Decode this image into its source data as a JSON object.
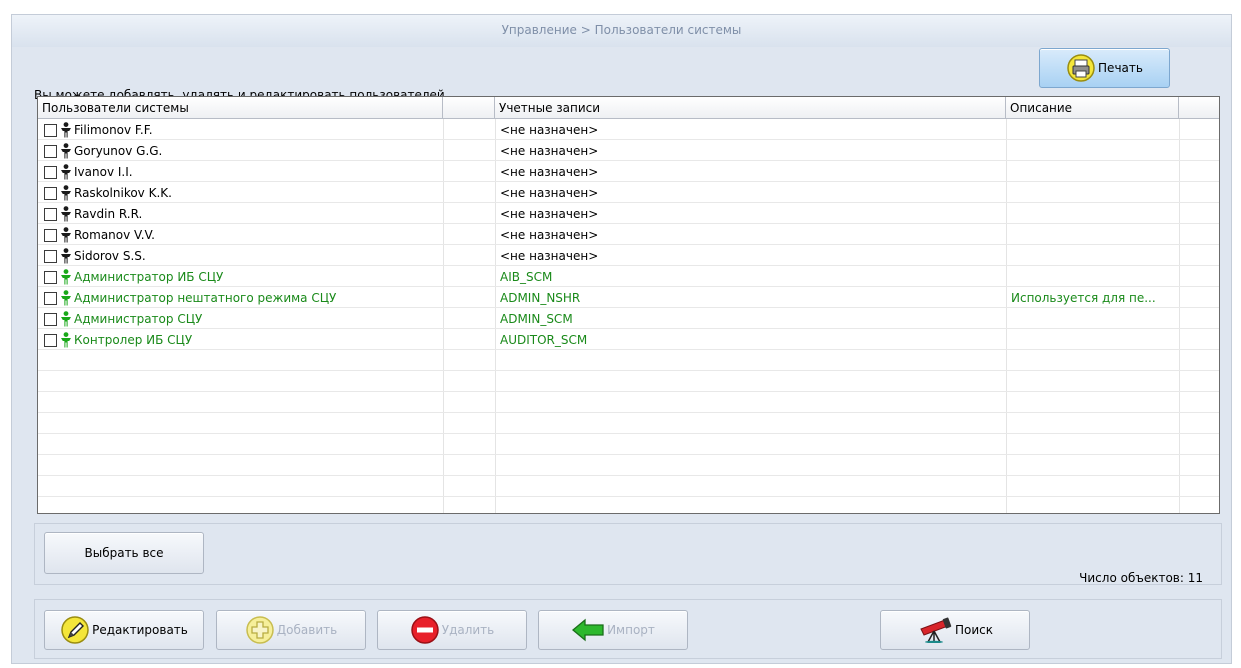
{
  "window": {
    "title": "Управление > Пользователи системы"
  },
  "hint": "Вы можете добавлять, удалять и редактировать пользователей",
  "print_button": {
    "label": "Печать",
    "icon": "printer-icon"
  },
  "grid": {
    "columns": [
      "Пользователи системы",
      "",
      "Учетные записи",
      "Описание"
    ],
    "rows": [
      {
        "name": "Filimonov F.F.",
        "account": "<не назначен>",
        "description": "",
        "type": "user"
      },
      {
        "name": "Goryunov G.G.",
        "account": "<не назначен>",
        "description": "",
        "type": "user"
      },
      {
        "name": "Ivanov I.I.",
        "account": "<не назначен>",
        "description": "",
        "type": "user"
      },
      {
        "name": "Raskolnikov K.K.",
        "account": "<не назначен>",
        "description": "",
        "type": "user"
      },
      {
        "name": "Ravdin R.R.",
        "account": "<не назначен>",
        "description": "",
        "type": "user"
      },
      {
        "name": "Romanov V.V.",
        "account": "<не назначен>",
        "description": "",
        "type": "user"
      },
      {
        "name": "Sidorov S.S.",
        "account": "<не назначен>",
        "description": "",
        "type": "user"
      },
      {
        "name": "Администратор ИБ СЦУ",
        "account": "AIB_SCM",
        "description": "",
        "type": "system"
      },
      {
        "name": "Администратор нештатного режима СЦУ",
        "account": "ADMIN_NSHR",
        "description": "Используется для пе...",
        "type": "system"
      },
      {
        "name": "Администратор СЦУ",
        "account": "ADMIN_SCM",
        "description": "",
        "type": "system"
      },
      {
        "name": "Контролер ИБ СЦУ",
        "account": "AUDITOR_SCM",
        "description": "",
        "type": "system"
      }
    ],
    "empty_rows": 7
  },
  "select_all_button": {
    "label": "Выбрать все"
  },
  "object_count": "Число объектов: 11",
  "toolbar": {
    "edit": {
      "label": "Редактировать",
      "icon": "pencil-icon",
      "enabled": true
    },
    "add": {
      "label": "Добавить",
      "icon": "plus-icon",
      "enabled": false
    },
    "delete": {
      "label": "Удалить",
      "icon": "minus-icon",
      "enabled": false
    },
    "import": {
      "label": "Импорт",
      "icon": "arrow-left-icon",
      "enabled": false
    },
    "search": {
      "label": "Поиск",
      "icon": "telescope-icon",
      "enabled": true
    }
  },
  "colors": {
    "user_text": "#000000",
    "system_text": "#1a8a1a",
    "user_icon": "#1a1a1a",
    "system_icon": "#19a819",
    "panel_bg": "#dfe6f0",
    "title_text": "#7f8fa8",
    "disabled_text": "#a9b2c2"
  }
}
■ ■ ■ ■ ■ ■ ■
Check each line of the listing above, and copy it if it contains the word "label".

Response for this exercise:
    "label": "Печать",
    "label": "Выбрать все"
      "label": "Редактировать",
      "label": "Добавить",
      "label": "Удалить",
      "label": "Импорт",
      "label": "Поиск",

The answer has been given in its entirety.